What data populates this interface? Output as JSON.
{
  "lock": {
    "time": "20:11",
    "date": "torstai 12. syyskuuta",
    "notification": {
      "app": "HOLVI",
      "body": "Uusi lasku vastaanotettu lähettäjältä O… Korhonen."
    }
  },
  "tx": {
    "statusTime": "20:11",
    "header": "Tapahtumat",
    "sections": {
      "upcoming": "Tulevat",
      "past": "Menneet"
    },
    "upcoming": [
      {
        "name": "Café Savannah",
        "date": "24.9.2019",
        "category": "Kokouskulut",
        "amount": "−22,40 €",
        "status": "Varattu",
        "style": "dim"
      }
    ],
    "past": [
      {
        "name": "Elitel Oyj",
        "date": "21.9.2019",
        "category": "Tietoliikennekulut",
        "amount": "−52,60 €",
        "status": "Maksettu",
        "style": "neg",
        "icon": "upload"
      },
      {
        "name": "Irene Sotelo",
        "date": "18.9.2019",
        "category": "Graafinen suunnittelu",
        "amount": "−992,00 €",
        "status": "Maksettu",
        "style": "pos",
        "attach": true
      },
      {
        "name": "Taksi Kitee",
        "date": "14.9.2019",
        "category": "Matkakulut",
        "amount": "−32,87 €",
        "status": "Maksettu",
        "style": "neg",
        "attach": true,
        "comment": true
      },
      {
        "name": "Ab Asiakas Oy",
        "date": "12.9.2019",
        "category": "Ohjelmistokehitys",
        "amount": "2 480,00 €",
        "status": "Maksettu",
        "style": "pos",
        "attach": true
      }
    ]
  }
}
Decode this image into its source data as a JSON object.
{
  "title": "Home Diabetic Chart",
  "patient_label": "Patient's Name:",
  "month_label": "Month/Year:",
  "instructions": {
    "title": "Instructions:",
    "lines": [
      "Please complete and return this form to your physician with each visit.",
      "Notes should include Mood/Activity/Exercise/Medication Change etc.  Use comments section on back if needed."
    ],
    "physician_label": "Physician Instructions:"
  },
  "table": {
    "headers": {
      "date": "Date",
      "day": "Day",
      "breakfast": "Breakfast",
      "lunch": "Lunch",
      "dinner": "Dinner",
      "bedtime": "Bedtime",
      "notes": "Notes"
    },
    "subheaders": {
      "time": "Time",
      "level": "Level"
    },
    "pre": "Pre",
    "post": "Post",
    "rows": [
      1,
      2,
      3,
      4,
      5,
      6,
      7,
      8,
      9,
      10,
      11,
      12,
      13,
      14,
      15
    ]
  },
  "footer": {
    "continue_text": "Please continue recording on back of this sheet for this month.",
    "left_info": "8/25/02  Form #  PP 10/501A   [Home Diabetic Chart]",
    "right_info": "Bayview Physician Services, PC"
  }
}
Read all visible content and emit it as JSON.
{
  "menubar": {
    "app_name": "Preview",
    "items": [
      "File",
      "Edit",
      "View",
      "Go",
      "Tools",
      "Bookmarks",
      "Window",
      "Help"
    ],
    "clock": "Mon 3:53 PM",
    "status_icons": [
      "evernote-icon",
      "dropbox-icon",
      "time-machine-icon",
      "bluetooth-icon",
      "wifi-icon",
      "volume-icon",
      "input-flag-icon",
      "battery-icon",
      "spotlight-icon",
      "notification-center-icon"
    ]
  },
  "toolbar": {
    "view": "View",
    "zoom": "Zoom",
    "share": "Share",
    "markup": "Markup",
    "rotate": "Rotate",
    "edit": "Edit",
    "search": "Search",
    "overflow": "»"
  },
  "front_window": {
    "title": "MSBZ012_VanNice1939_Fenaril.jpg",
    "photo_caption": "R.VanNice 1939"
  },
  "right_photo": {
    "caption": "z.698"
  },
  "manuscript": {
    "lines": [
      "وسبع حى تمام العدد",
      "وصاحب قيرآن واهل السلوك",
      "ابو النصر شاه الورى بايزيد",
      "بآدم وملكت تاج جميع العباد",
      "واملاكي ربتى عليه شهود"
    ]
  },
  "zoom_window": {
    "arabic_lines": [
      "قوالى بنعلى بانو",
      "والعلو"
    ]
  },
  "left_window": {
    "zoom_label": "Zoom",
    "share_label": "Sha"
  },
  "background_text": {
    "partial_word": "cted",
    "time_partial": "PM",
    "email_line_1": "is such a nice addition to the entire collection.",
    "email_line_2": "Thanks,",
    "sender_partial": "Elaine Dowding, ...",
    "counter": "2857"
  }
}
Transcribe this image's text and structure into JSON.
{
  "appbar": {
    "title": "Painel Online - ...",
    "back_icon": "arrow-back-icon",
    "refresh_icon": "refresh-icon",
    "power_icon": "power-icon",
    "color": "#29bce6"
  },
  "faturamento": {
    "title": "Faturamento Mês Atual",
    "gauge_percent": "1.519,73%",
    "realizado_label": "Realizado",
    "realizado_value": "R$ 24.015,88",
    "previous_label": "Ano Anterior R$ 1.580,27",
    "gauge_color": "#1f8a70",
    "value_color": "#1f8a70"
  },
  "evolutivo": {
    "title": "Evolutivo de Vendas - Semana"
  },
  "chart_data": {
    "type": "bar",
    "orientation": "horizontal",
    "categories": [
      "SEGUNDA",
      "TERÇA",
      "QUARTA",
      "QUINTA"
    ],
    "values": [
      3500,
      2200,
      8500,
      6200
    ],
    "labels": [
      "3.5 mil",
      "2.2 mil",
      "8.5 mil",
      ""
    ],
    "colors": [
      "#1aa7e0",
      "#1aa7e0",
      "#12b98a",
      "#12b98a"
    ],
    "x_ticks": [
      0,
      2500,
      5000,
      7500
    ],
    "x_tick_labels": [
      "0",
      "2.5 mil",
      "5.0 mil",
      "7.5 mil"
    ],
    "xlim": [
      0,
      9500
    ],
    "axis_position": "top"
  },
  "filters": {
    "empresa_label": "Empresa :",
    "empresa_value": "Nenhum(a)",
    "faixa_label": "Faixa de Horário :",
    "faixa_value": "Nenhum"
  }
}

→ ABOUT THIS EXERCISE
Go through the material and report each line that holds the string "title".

→ REPLY
  "title": "Home Diabetic Chart",
    "title": "Instructions:",
    "title": "MSBZ012_VanNice1939_Fenaril.jpg",
    "title": "Painel Online - ...",
    "title": "Faturamento Mês Atual",
    "title": "Evolutivo de Vendas - Semana"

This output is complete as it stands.